How many lines in the records below contain "phone"? Answer with the number alone.

> [Entries provided]:

────────────────────────────────────────

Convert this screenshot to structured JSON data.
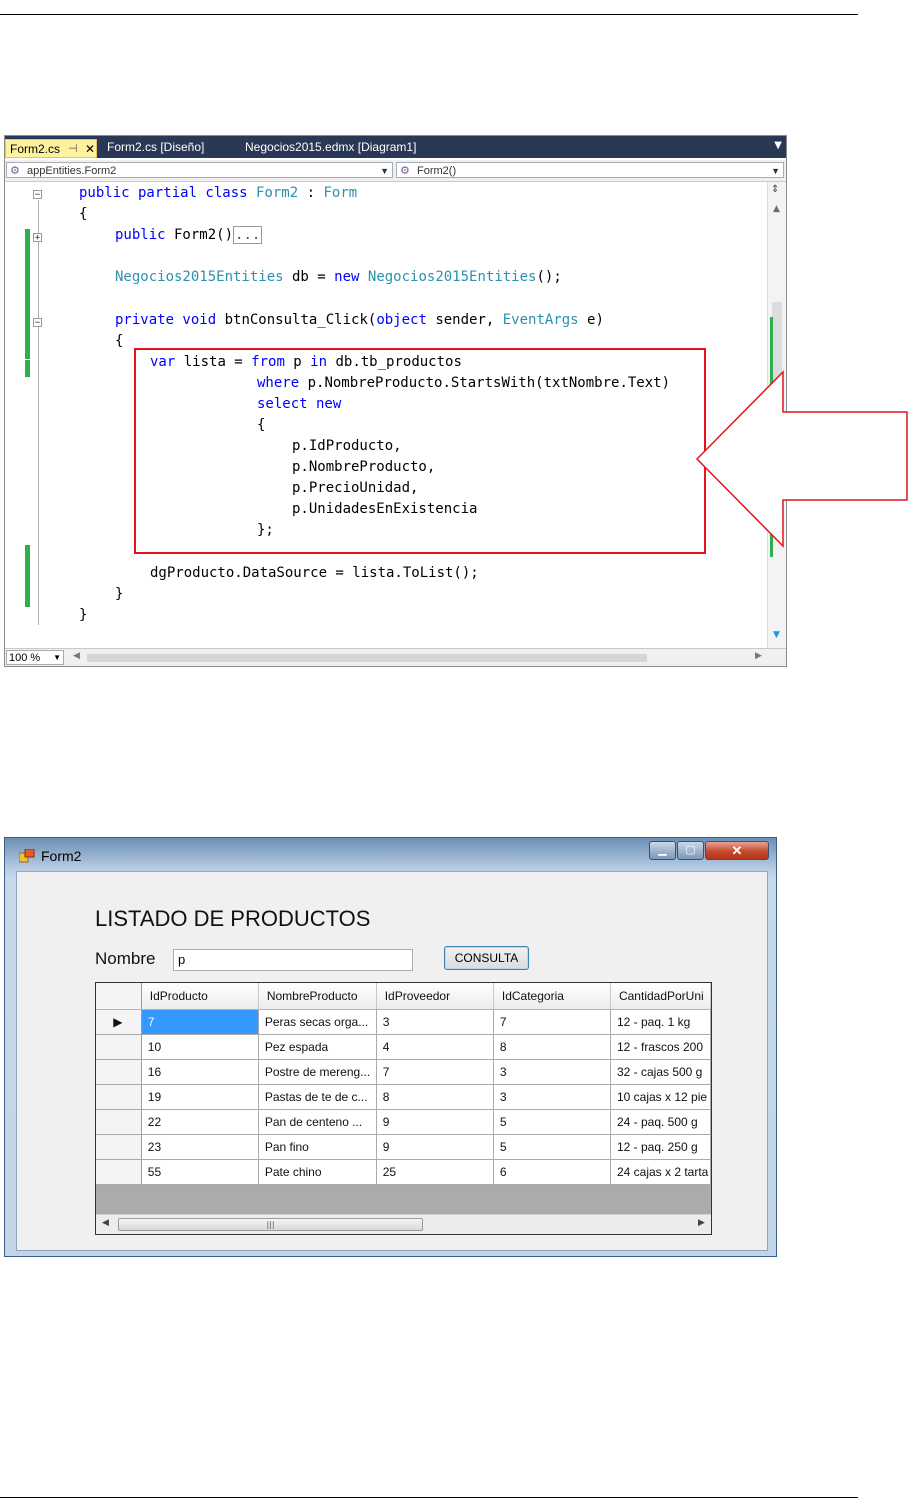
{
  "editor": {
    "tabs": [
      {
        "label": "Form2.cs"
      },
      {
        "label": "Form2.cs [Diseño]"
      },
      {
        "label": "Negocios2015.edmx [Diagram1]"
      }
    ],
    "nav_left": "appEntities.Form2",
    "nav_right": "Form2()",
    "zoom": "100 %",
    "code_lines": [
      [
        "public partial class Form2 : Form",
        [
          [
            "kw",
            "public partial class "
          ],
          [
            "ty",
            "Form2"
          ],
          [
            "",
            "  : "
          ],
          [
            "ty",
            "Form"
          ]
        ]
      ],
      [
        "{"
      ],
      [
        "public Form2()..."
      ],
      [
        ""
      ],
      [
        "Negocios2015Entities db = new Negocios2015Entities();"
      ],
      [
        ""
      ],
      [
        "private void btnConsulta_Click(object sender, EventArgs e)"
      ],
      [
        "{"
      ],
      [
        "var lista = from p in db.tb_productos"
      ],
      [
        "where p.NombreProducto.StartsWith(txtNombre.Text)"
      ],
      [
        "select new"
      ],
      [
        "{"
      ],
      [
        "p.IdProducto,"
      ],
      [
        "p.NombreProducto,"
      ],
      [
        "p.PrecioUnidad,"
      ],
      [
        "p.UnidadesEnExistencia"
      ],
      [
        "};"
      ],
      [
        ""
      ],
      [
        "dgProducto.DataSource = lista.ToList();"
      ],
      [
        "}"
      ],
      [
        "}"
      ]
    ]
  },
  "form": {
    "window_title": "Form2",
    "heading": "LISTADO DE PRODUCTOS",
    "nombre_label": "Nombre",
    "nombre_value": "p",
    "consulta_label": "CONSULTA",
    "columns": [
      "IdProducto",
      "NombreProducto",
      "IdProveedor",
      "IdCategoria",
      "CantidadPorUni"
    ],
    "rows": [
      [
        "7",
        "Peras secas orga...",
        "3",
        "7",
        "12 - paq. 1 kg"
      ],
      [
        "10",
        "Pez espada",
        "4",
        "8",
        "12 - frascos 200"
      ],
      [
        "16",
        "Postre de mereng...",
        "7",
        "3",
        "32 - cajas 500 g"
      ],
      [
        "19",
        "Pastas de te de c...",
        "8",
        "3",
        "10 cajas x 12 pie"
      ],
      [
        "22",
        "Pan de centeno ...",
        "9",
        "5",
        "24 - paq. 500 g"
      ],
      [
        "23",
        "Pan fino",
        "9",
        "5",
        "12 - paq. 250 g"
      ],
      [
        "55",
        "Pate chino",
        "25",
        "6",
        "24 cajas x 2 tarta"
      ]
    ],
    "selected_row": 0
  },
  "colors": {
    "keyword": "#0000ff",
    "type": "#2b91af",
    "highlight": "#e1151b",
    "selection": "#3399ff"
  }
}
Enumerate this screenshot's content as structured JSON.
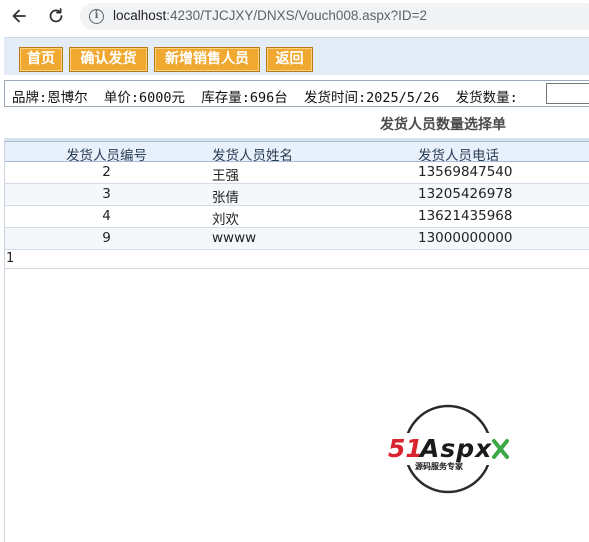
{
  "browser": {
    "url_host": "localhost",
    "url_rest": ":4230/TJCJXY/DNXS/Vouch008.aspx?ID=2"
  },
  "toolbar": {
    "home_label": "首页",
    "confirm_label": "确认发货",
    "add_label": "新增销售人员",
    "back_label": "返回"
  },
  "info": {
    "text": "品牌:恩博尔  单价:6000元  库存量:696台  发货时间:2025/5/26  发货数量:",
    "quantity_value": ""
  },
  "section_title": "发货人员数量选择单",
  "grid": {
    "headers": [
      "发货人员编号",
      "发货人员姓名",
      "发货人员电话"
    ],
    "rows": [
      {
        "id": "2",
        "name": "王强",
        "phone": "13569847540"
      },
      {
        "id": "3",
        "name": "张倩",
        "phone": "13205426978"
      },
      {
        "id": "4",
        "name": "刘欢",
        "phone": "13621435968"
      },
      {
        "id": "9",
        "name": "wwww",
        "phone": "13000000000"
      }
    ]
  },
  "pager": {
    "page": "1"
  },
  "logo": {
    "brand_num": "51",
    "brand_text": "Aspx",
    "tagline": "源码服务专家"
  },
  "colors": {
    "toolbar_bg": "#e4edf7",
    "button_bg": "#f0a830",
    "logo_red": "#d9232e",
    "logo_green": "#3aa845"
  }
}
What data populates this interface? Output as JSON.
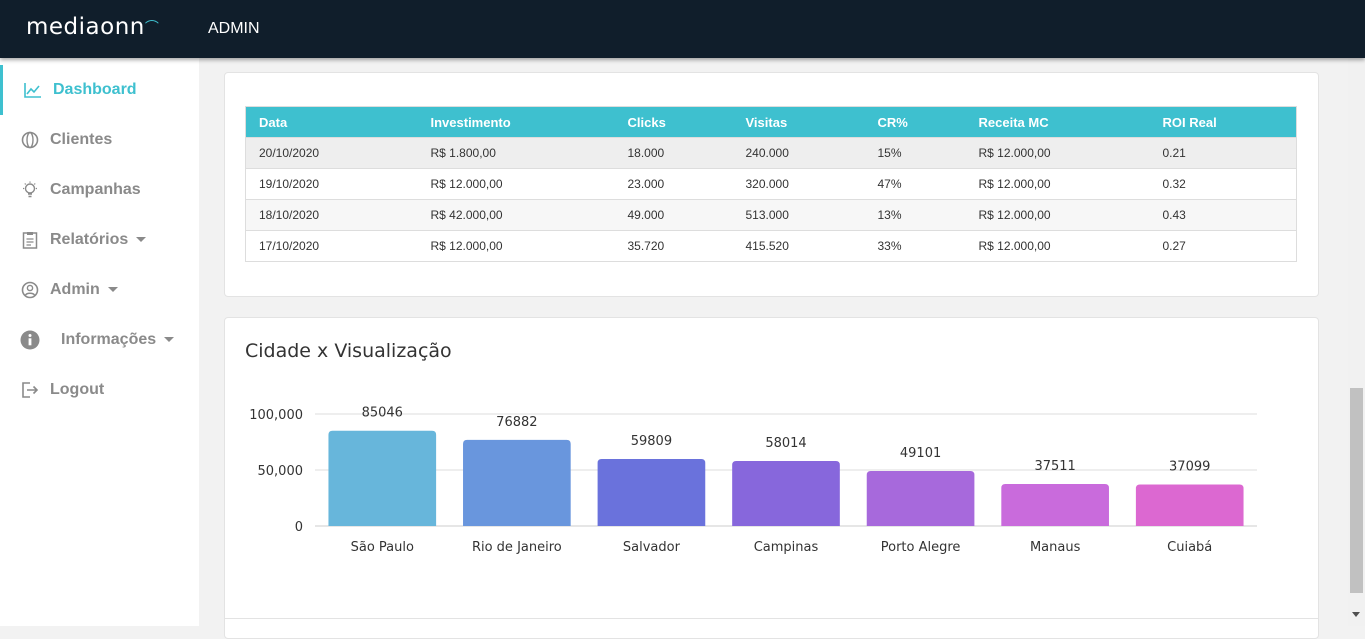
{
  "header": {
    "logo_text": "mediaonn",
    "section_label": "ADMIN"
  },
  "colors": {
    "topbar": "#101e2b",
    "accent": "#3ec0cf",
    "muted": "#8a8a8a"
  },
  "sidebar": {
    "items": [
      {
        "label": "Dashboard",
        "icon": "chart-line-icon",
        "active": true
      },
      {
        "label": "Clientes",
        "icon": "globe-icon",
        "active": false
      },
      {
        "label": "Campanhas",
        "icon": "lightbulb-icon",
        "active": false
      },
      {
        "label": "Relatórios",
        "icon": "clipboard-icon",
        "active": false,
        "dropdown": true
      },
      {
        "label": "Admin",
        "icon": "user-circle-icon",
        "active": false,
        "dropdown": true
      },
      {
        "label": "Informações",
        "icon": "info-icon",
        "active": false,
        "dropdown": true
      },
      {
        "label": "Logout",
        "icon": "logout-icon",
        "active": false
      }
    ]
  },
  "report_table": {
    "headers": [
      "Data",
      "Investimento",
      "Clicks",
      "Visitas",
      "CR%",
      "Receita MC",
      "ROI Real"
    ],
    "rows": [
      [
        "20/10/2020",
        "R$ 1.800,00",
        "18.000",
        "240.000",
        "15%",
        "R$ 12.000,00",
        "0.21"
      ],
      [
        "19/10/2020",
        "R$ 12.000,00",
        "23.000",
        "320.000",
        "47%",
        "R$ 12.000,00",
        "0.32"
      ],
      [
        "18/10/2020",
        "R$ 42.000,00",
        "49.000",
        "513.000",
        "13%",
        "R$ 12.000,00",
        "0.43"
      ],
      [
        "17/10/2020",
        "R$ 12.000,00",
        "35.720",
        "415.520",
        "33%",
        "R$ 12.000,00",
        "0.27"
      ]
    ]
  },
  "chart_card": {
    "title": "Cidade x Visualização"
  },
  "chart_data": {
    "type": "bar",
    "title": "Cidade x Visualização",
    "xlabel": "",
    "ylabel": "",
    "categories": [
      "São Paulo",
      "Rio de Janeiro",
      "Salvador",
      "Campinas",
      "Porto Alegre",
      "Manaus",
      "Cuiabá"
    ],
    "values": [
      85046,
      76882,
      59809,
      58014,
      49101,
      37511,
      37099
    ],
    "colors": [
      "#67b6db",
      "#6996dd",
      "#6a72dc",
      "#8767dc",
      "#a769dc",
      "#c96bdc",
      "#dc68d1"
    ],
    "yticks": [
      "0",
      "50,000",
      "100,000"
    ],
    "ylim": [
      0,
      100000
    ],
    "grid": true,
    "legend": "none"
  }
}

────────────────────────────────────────

> [Answer for this exercise]: 4